2) The iconic London store, Harrods, in the upmarket borough of Knightsbridge, is famed for being able to get you anything you might wish to purchase!
Over the past couple of decades, door staff have refused entry to a woman with a Mohican, people in ripped jeans and those with bare feet. Thankfully, this rule is less strictly enforced today, although guidelines say that you might be turned away if wearing swim wear, dirty or unkempt clothing, or if you’re excessively sweaty!
3) London has many cemeteries and graves of famous people. These include, Bunhill Fields, where Pilgrims Progress author, John Bunyan, is buried, and Highgate Cemetery, which boasts some of the finest funerary architecture in all of the UK. But a really interesting cemetery to visit is the Pet Cemetery in Hyde Park. This began virtually by accident in 1881, when the lodge keeper at the time buried a Maltese Terrier named Cherry who was frequently walked in the park. After this, the idea of burying pets here caught on with locals, and more animals were laid to rest here by owners who loved visiting the park.
4) After being declared ‘biologically dead’ in 1957, the River Thames is the cleanest its been for over two centuries. It is now teeming with life, and different species of fish are flourishing in its waters. Over 125 types of fish live in the 215 mile river. These include haddock, bass, salmon, trout, plaice and Dover sole.
6) The Great Fire of London that destroyed much of the city in 1666 only recorded six official deaths. But it’s believed many more died through indirect causes, such as smoke inhalation. The fire began at a bakery in Pudding Lane on 02 September 1666. It spread across the city and continued for four days until it finally burned itself out. Around 80% of the city was destroyed, including 89 churches and more than 13,000 houses.
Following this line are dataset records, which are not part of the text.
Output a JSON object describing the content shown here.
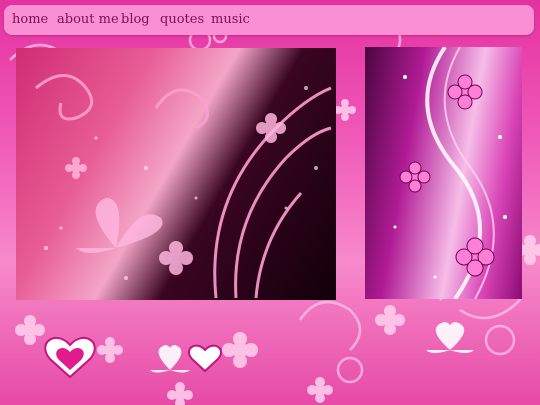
{
  "nav": {
    "items": [
      {
        "label": "home"
      },
      {
        "label": "about me"
      },
      {
        "label": "blog"
      },
      {
        "label": "quotes"
      },
      {
        "label": "music"
      }
    ]
  },
  "images": {
    "main": "pink glitter floral butterfly artwork",
    "side": "pink floral swirl vertical artwork"
  },
  "colors": {
    "nav_bg": "#fb8fd3",
    "nav_text": "#7a0f55",
    "page_bg": "#ee5ab5"
  }
}
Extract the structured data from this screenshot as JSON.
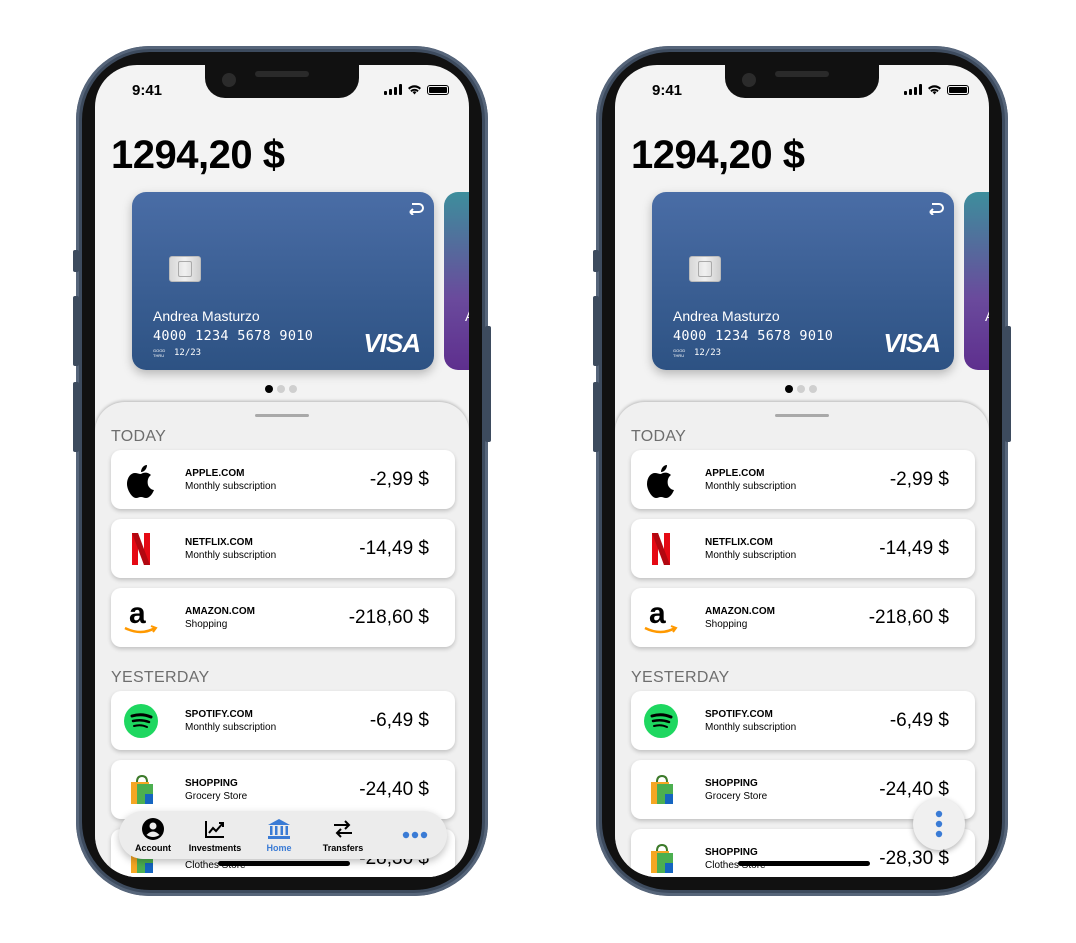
{
  "status": {
    "time": "9:41"
  },
  "balance": "1294,20 $",
  "card": {
    "holder": "Andrea Masturzo",
    "number": "4000 1234 5678 9010",
    "good_thru": "GOOD THRU",
    "expiry": "12/23",
    "brand": "VISA",
    "next_card_holder_initial": "A"
  },
  "pager": {
    "count": 3,
    "active": 0
  },
  "sections": {
    "today": "TODAY",
    "yesterday": "YESTERDAY"
  },
  "transactions_today": [
    {
      "merchant": "APPLE.COM",
      "description": "Monthly subscription",
      "amount": "-2,99 $",
      "icon": "apple-logo-icon"
    },
    {
      "merchant": "NETFLIX.COM",
      "description": "Monthly subscription",
      "amount": "-14,49 $",
      "icon": "netflix-logo-icon"
    },
    {
      "merchant": "AMAZON.COM",
      "description": "Shopping",
      "amount": "-218,60 $",
      "icon": "amazon-logo-icon"
    }
  ],
  "transactions_yesterday": [
    {
      "merchant": "SPOTIFY.COM",
      "description": "Monthly subscription",
      "amount": "-6,49 $",
      "icon": "spotify-logo-icon"
    },
    {
      "merchant": "SHOPPING",
      "description": "Grocery Store",
      "amount": "-24,40 $",
      "icon": "shopping-bag-icon"
    },
    {
      "merchant": "SHOPPING",
      "description": "Clothes Store",
      "amount": "-28,30 $",
      "icon": "shopping-bag-icon"
    }
  ],
  "tabbar": {
    "account": "Account",
    "investments": "Investments",
    "home": "Home",
    "transfers": "Transfers"
  },
  "colors": {
    "card_top": "#4a6da6",
    "card_bottom": "#2d5283",
    "active_tab": "#3a7bd5",
    "frame": "#3d4b5e",
    "netflix_red": "#e50914",
    "spotify_green": "#1ed760",
    "amazon_orange": "#ff9900"
  }
}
The fire left about a sixth of the city’s population (around 100,000) without their homes.
7) London is home to over 7,000 pubs. The City of London (also known as The Square Mile and incorporates London’s financial district) alone boasts over 200 pubs and bars.
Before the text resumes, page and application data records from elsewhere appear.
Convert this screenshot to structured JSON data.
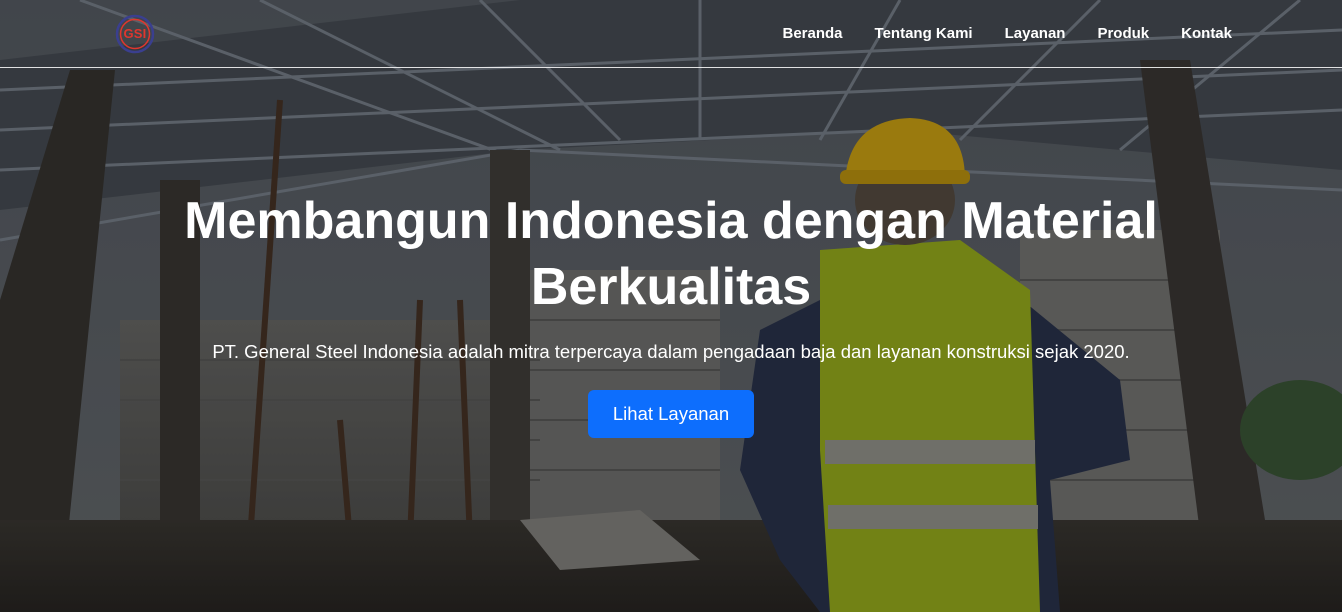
{
  "brand": {
    "logo_text": "GSI",
    "logo_color": "#e0362e",
    "logo_ring_color": "#3a3f8f"
  },
  "nav": {
    "items": [
      {
        "label": "Beranda"
      },
      {
        "label": "Tentang Kami"
      },
      {
        "label": "Layanan"
      },
      {
        "label": "Produk"
      },
      {
        "label": "Kontak"
      }
    ]
  },
  "hero": {
    "title": "Membangun Indonesia dengan Material Berkualitas",
    "subtitle": "PT. General Steel Indonesia adalah mitra terpercaya dalam pengadaan baja dan layanan konstruksi sejak 2020.",
    "cta_label": "Lihat Layanan",
    "cta_color": "#0d6efd",
    "background_image": "construction-site-steel-roof-frame-with-worker-in-hardhat-photo"
  }
}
8) The Houses of Parliament has an incredible 1,000 rooms, 100 staircases, eight bars, six restaurants and 11 courtyards. It is possible to visit and even to sit in the public gallery and watch debates taking place.
9) There have been 52 past Prime Ministers of the UK. Of these, only one has ever been assassinated. This was Spencer Perceval, who was shot and died at the House of Commons in 1812.
10) The famous black cab drivers of London have to pass a test known as ‘The Knowledge’ before they are granted a licence to operate. The test is very difficult, because drivers have to know by heart every single street and landmark in London. It takes 2-4 years to study and pass the test. There have been recent demonstrations in London by these ‘black cabbies’ due to smartphone apps such as ‘Uber’, where users can book cheaper taxi cab rides than black cabs.
11) The Shard, one of the the tallest buildings in the European Union at 309.6 metres, has 72 habitable floors, 306 flights of stairs, 44 lifts and 11 hectares (27 acres) of floor space.
13) London has the largest emergency ambulance service in the world. The service employs over 5,000 staff and responds to thousands of emergency calls every day. There are currently many schemes in place to try and lower the number of emergency calls, as many people are calling 999 for trivial issues (such as being stranded and not knowing how to get home).
14) There are many public parks in London – more than any other city in the world. These include Hampstead Heath, Green Park, Greenwich Park, St James’s Park and Clapham Common. 11 of the parks in London are designated Royal Parks, and are open to the public to visit and enjoy.